## PROBLEM TO SOLVE
Of the lines below, copy those that hold the word "press".
★ ★ ★
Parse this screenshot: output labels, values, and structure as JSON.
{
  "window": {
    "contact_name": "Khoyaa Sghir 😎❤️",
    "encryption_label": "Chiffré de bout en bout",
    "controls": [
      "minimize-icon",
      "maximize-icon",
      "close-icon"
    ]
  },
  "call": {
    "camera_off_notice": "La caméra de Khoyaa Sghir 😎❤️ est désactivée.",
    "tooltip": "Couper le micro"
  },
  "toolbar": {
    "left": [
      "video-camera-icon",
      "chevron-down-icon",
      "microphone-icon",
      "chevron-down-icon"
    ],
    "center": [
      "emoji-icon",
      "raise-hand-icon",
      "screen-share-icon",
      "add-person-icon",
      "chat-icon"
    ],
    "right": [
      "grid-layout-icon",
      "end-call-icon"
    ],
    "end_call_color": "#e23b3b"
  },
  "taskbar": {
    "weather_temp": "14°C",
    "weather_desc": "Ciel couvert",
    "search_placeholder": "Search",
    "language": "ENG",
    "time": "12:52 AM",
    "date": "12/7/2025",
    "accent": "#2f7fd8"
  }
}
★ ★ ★
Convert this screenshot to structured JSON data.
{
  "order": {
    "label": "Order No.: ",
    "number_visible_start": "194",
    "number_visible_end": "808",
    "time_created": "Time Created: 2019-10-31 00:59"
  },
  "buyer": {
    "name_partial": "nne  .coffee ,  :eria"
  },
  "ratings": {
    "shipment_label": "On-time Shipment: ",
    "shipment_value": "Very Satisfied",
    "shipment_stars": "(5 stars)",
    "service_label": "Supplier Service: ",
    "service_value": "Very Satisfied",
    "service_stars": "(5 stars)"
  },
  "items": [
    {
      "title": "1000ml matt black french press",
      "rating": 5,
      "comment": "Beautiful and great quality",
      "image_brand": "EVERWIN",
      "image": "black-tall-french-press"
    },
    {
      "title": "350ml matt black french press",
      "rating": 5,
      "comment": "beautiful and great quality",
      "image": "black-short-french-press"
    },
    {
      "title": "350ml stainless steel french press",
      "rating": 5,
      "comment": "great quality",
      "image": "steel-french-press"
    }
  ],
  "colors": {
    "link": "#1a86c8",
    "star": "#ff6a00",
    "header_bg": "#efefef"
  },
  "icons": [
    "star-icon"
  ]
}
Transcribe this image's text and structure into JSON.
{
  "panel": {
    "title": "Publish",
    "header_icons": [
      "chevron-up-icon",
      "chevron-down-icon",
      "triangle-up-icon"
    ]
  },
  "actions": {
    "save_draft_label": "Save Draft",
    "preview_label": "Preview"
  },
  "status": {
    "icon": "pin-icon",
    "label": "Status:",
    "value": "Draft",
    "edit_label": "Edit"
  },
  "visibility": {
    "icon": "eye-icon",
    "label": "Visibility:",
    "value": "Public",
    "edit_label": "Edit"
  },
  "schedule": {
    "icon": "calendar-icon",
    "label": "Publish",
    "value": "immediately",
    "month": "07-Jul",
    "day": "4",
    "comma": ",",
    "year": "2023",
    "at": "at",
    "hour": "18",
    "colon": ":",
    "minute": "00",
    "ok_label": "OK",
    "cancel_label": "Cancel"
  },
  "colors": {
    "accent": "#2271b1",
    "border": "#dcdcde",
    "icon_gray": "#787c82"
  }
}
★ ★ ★
## ANSWER BOX
      "title": "1000ml matt black french press",
      "image": "black-tall-french-press"
      "title": "350ml matt black french press",
      "image": "black-short-french-press"
      "title": "350ml stainless steel french press",
      "image": "steel-french-press"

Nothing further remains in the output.